Calling the allegations against her husband “malicious and shameless,” she vowed to stand by him until he is proven to be innocent.

“His family, friends, and SEALs, former Marine and Scout Sniper colleagues all stand beside Eddie,” Andrea Gallagher said. “Eddie is a hero and we are patiently awaiting the restoration of his good name and reputation.”

SEE ALSO: These Are The Army Units Deploying Overseas In 2019

WATCH NEXT:

Acting White House Chief of Staff Mick Mulvaney takes questions during a news briefing at the White House in Washington, U.S., October 17, 2019. (Reuters/Leah Millis)

WASHINGTON (Reuters) - President Donald Trump's withholding of $391 million in military aid to Ukraine was linked to his request that the Ukrainians look into a claim — debunked as a conspiracy theory — about the 2016 U.S. election, a senior presidential aide said on Thursday, the first time the White House acknowledged such a connection.

Trump and administration officials had denied for weeks that they had demanded a "quid pro quo" - a Latin phrase meaning a favor for a favor - for delivering the U.S. aid, a key part of a controversy that has triggered an impeachment inquiry in the House of Representatives against the Republican president.

But Mick Mulvaney, acting White House chief of staff, acknowledged in a briefing with reporters that the U.S. aid — already approved by Congress — was held up partly over Trump's concerns about a Democratic National Committee (DNC) computer server alleged to be in Ukraine.

"I have news for everybody: Get over it. There is going to be political influence in foreign policy," Mulvaney said.

Read More Show Less

Former Defense Secretary James Mattis decided to take on President Donald Trump's reported assertion that he is "overrated" at the Alfred E. Smith Memorial Foundation Dinner in New York City on Thursday.

"I'm not just an overrated general, I am the greatest — the world's most — overrated," Mattis said at the event, which raises money for charity.

"I'm honored to be considered that by Donald Trump because he also called Meryl Streep an overrated actress," Mattis said. "So I guess I'm the Meryl Streep of generals ... and frankly that sounds pretty good to me. And you do have to admit that between me and Meryl, at least we've had some victories."

Read More Show Less

The former Secretary of the Department of Veterans Affairs thinks that the VA needs to start researching medical marijuana. Not in a bit. Not soon. Right goddamn now.

Read More Show Less

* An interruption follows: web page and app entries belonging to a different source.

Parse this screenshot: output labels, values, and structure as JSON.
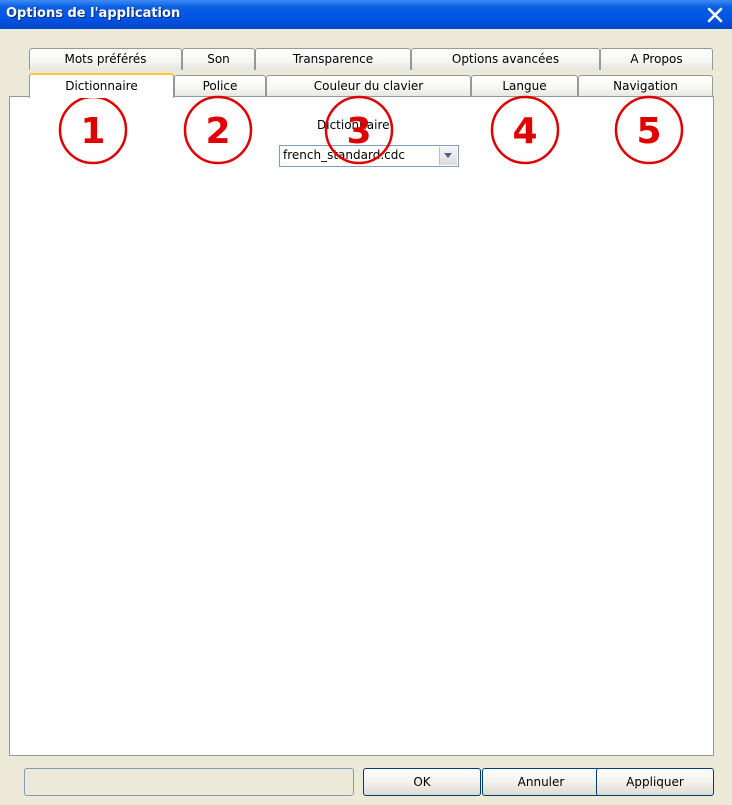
{
  "window": {
    "title": "Options de l'application"
  },
  "tabs_row1": [
    "Mots préférés",
    "Son",
    "Transparence",
    "Options avancées",
    "A Propos"
  ],
  "tabs_row2": [
    "Dictionnaire",
    "Police",
    "Couleur du clavier",
    "Langue",
    "Navigation"
  ],
  "active_tab": "Dictionnaire",
  "dictionary": {
    "label": "Dictionnaire",
    "selected": "french_standard.cdc"
  },
  "annotations": [
    "1",
    "2",
    "3",
    "4",
    "5"
  ],
  "annotation_color": "#e00000",
  "buttons": {
    "ok": "OK",
    "cancel": "Annuler",
    "apply": "Appliquer"
  },
  "colors": {
    "titlebar": "#0055e5",
    "window_bg": "#ece9d8",
    "active_tab_accent": "#ffc83c"
  }
}
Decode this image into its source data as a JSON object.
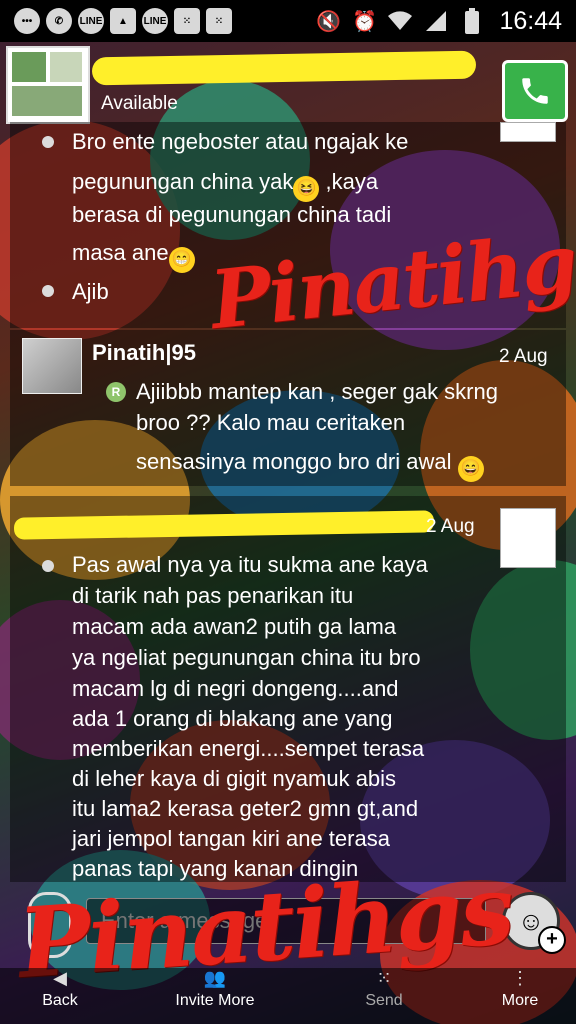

The United States and Turkey have agreed to a temporary cease fire to allow Kurdish fighters to withdraw from a safe zone that Turkey is establishing along its border with Syria, Vice President Mike Pence announced on Thursday.

Read More Show Less

Editor's Note: This article by Gina Harkins originally appeared onMilitary.com, a leading source of news for the military and veteran community.

A Navy doomsday aircraft that would play a vital communication role in the event of a nuclear war had one of its four engines replaced this month after it struck a bird at a Maryland air station.

Read More Show Less